IDENTIFYING WITH QUESTS

The Guardian newspaper published an article by Adam Phillips which claimed we can identify with quests because they satisfy two of our basic needs - how to protect ourselves, and getting married. In the first case of self-protection, I am not sure how much squeezing a cheese pretending it is a rock and getting some liquid out of it will deter today's heavily armed criminals, but fortune might favour the Brie. In the second, marriage and children might give me a little additional protection, proving the mozzarella the merrier.

Phillips summed up the essence of my generation of fairy stories. He said, "Each of the heroes or heroines is faced with a seemingly impossible predicament ... . The protagonists of these stories don't want to endure or merely survive, they want to triumph. To put it as simply possible, each of the heroes and heroines of these tales really wants something, and is determined and persistent in their quest."

Exit the dragon and enter the modern fairy tale. It huffs, puffs and blows your house of dreams and fantasy down. Even kids know that the word 'fairy' does not just describe a cute, little winged creature who grants you your wishes, but can also mean a male homosexual.

Here is an example of what has happened to one fairy tale. Once upon a time, a beautiful, independent, self-assured princess happened upon a frog in a pond. The frog said to the princess, "I was once a handsome prince until an evil witch put a spell on me. One kiss from you and I will turn back into a prince and then we can marry, move into the castle with my mom, and you can prepare my meals, clean my clothes, bear my children and forever feel happy doing so."

That night, while the princess dined on frog legs, she kept laughing and saying, "I don't think so."

MODERN FAIRY TALE

The words "I don't think so" can also apply to a modern fairy tale that, at best, involves a quest. Playboy Hong Kong tycoon Cecil Chao Sze-tung has offered a reward of US$65 million to the man who can woo his lesbian daughter away from her wife. Chao, now in his 70s, once boasted about having slept with more than 10,000 women. However, he did not like his daughter Gigi doing the same thing.

Chao, who never married any of the 10,000 women he claimed to have slept with, got upset when his daughter Gigi reputedly married a woman, Sean Eav, earlier this year in Paris. This nearly drove the multimillionaire Chao in Seine.

Sounding exactly like the king in the story of the little tailor, Chao spoke of the man he was seeking for his daughter: "I don't mind whether he is rich or poor. The important thing is that he is generous and kind-hearted." Sounding like a lonely hearts advertisement, Chao added, "Gigi is a very good woman with both talents and looks. She is devoted to her parents, is generous and does volunteer work."

From the time the news broke around the world, Gigi has been swamped with offers from places like Jerusalem, Ethiopia, Istanbul and even Brazil.

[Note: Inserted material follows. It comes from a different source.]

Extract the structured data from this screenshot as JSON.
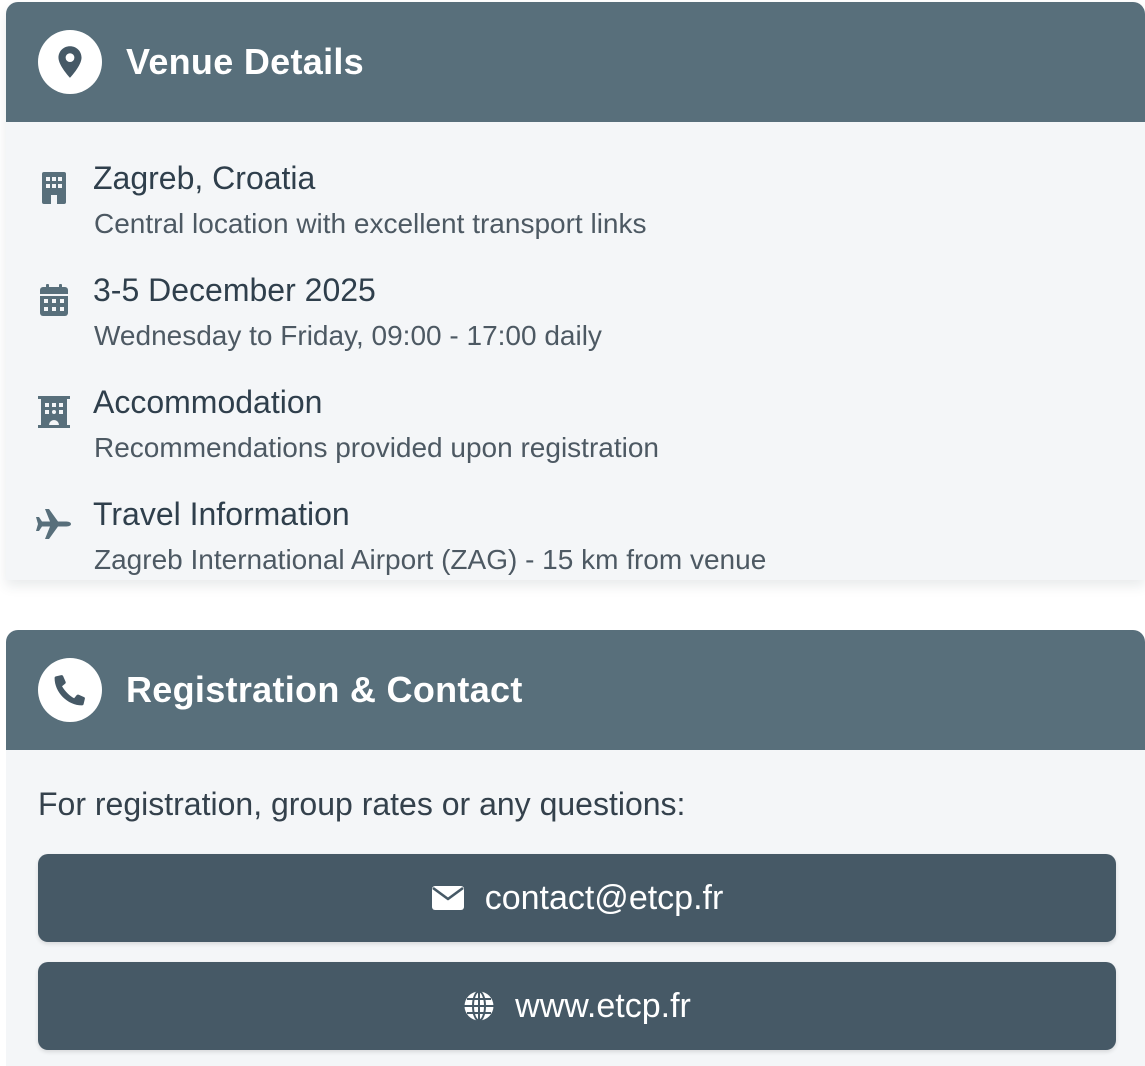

The question being asked is whether this fairy tale will come true. Is there perhaps a bold and venturesome man who will dress up in drag and woo the fair maiden in the guise of a woman? Think of Jack Lemmon and Tony Curtis pretending to be women in Some Like It Hot or Dustin Hoffman in Tootsie.

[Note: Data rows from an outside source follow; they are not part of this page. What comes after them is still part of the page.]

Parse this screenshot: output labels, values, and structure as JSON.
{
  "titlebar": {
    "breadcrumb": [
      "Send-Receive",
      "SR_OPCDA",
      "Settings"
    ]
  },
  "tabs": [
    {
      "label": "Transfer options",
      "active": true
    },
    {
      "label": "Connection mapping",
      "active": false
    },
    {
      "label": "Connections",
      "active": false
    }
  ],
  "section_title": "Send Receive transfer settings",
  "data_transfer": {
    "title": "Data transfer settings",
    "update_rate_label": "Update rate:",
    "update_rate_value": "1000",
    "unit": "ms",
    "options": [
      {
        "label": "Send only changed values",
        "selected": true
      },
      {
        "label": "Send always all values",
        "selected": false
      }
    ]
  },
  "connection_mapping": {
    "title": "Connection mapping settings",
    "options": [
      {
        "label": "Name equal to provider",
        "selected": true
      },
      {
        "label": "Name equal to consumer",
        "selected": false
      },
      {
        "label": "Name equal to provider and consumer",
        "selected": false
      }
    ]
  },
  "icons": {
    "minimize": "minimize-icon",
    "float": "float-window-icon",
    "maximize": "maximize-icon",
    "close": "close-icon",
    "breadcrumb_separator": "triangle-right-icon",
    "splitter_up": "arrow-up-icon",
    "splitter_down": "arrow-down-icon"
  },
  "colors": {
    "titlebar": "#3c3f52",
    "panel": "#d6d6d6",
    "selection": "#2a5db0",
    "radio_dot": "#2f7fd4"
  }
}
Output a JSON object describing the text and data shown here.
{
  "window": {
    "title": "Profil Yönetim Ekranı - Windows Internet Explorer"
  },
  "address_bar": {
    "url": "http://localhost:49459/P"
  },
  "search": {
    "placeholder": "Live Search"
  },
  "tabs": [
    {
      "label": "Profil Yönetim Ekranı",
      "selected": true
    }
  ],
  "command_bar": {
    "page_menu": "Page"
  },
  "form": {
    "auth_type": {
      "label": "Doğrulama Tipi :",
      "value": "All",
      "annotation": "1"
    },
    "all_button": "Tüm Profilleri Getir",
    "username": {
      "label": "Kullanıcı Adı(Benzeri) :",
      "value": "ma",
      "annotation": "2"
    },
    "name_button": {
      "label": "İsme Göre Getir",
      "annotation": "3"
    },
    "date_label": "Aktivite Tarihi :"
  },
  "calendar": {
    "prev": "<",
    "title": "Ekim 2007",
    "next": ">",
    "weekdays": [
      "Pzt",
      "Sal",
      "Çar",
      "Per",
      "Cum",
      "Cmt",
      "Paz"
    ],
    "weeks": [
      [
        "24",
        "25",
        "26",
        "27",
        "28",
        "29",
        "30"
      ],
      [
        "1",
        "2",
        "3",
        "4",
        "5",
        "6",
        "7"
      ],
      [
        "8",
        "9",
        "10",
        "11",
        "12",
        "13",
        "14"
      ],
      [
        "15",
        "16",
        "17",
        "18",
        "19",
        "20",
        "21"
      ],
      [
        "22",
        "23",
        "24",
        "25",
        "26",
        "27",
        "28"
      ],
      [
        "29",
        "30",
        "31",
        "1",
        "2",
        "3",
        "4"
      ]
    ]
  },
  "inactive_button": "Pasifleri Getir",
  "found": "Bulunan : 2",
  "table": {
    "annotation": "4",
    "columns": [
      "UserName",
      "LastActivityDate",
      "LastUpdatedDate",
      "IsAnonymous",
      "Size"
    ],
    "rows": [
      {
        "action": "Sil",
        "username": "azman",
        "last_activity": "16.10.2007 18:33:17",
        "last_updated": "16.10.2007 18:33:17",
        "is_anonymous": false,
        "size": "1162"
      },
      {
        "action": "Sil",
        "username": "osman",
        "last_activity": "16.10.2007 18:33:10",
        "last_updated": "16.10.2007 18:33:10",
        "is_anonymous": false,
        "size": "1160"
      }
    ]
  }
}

Can they insinuate themselves between Gigi and Sean Eav and win the grand prize? Can Cinderella teach her fairy Godmother to suck eggs? Can anyone huff, puff and blow Gigi's sexual preference down? Will the Chinese Rapunzel let her hair down with a man? Sounds Grimm, doesn't it?

Tony Deyal was last seen heading to Hong Kong with a suitcase full of cheese. He has worked out that Gigi will go for a tall man, so as soon as he lands he will put his Stilton.

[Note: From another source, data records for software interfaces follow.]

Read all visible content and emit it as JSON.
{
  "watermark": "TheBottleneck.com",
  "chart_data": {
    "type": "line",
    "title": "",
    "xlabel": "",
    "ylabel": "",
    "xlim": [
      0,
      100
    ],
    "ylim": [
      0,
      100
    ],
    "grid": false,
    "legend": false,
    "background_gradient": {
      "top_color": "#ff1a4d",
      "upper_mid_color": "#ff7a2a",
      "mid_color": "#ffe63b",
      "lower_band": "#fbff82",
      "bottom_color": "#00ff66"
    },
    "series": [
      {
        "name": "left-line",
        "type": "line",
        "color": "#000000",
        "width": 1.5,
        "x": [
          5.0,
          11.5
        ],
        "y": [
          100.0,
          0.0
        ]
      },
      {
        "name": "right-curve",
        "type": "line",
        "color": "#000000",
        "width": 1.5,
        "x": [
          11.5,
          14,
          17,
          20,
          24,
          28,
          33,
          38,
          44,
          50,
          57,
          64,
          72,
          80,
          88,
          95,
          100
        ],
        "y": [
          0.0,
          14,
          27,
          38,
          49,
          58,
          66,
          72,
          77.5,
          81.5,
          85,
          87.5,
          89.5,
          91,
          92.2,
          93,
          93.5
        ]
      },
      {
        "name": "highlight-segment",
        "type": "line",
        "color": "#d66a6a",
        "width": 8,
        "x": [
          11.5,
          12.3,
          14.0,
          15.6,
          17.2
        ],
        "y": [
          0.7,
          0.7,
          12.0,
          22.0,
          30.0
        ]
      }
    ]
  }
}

Share |

The comments on this page do not necessarily reflect the views of The Gleaner.
The Gleaner reserves the right not to publish comments that may be deemed libelous, derogatory or indecent. Please keep comments short and precise. A maximum of 8 sentences should be the target. Longer responses/comments should be sent to "Letters of the Editor" using the feedback form provided.
blog comments powered by Disqus

Top Jobs

View all Jobs

Videos